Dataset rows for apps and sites
=======
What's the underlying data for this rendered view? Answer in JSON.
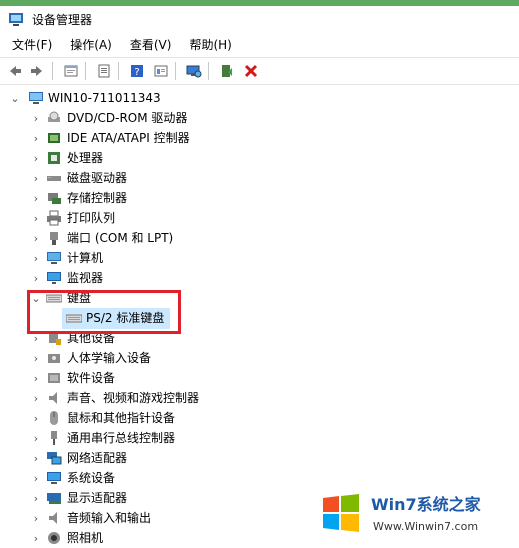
{
  "window": {
    "title": "设备管理器"
  },
  "menu": [
    "文件(F)",
    "操作(A)",
    "查看(V)",
    "帮助(H)"
  ],
  "toolbar": [
    {
      "name": "back-icon"
    },
    {
      "name": "forward-icon"
    },
    {
      "sep": true
    },
    {
      "name": "properties-icon"
    },
    {
      "sep": true
    },
    {
      "name": "show-hidden-icon"
    },
    {
      "sep": true
    },
    {
      "name": "help-icon"
    },
    {
      "name": "view-icon"
    },
    {
      "sep": true
    },
    {
      "name": "scan-hardware-icon"
    },
    {
      "sep": true
    },
    {
      "name": "update-driver-icon"
    },
    {
      "name": "uninstall-icon"
    }
  ],
  "tree": {
    "root": "WIN10-711011343",
    "items": [
      {
        "label": "DVD/CD-ROM 驱动器",
        "icon": "dvd-icon"
      },
      {
        "label": "IDE ATA/ATAPI 控制器",
        "icon": "ide-icon"
      },
      {
        "label": "处理器",
        "icon": "cpu-icon"
      },
      {
        "label": "磁盘驱动器",
        "icon": "disk-icon"
      },
      {
        "label": "存储控制器",
        "icon": "storage-icon"
      },
      {
        "label": "打印队列",
        "icon": "printer-icon"
      },
      {
        "label": "端口 (COM 和 LPT)",
        "icon": "port-icon"
      },
      {
        "label": "计算机",
        "icon": "computer-icon"
      },
      {
        "label": "监视器",
        "icon": "monitor-icon"
      },
      {
        "label": "键盘",
        "icon": "keyboard-icon",
        "expanded": true
      },
      {
        "label": "PS/2 标准键盘",
        "icon": "keyboard-icon",
        "child": true,
        "selected": true
      },
      {
        "label": "其他设备",
        "icon": "other-device-icon"
      },
      {
        "label": "人体学输入设备",
        "icon": "hid-icon"
      },
      {
        "label": "软件设备",
        "icon": "software-device-icon"
      },
      {
        "label": "声音、视频和游戏控制器",
        "icon": "sound-icon"
      },
      {
        "label": "鼠标和其他指针设备",
        "icon": "mouse-icon"
      },
      {
        "label": "通用串行总线控制器",
        "icon": "usb-icon"
      },
      {
        "label": "网络适配器",
        "icon": "network-icon"
      },
      {
        "label": "系统设备",
        "icon": "system-device-icon"
      },
      {
        "label": "显示适配器",
        "icon": "display-adapter-icon"
      },
      {
        "label": "音频输入和输出",
        "icon": "audio-icon"
      },
      {
        "label": "照相机",
        "icon": "camera-icon"
      }
    ]
  },
  "watermark": {
    "brand": "Win7系统之家",
    "url": "Www.Winwin7.com"
  },
  "colors": {
    "highlight": "#e0202a",
    "selection": "#cce8ff",
    "accent": "#5fa85f"
  }
}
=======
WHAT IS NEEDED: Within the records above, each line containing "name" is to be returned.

EXERCISE SOLUTION:
      "name": "back-icon"
      "name": "forward-icon"
      "name": "properties-icon"
      "name": "show-hidden-icon"
      "name": "help-icon"
      "name": "view-icon"
      "name": "scan-hardware-icon"
      "name": "update-driver-icon"
      "name": "uninstall-icon"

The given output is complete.